» DATA SHOWN:
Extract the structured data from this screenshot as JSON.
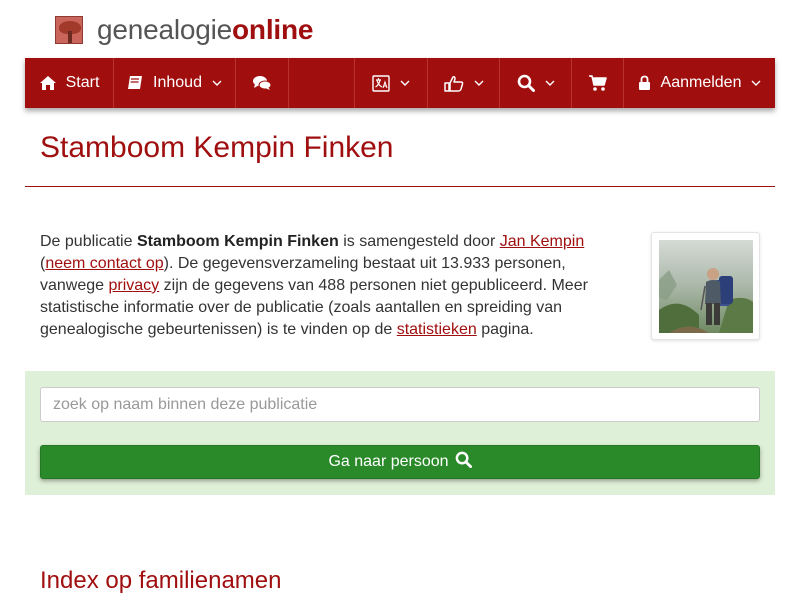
{
  "header": {
    "logo_part1": "genealogie",
    "logo_part2": "online"
  },
  "navbar": {
    "start_label": "Start",
    "inhoud_label": "Inhoud",
    "aanmelden_label": "Aanmelden",
    "icons": [
      "home-icon",
      "book-icon",
      "comments-icon",
      "language-icon",
      "thumbs-up-icon",
      "search-icon",
      "shopping-cart-icon",
      "lock-icon",
      "chevron-down-icon"
    ]
  },
  "page": {
    "title": "Stamboom Kempin Finken"
  },
  "description": {
    "p1": "De publicatie ",
    "publication": "Stamboom Kempin Finken",
    "p2": " is samengesteld door ",
    "author": "Jan Kempin",
    "p3": " (",
    "contact": "neem contact op",
    "p4": "). De gegevensverzameling bestaat uit 13.933 personen, vanwege ",
    "privacy": "privacy",
    "p5": " zijn de gegevens van 488 personen niet gepubliceerd. Meer statistische informatie over de publicatie (zoals aantallen en spreiding van genealogische gebeurtenissen) is te vinden op de ",
    "stats": "statistieken",
    "p6": " pagina."
  },
  "search": {
    "placeholder": "zoek op naam binnen deze publicatie",
    "value": "",
    "button_label": "Ga naar persoon"
  },
  "index": {
    "heading": "Index op familienamen"
  },
  "colors": {
    "brand_red": "#a10e0e",
    "panel_green": "#dff0d8",
    "button_green": "#2a8a2a"
  }
}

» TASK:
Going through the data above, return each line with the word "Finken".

» TASK RESULT:
    "title": "Stamboom Kempin Finken"
    "publication": "Stamboom Kempin Finken",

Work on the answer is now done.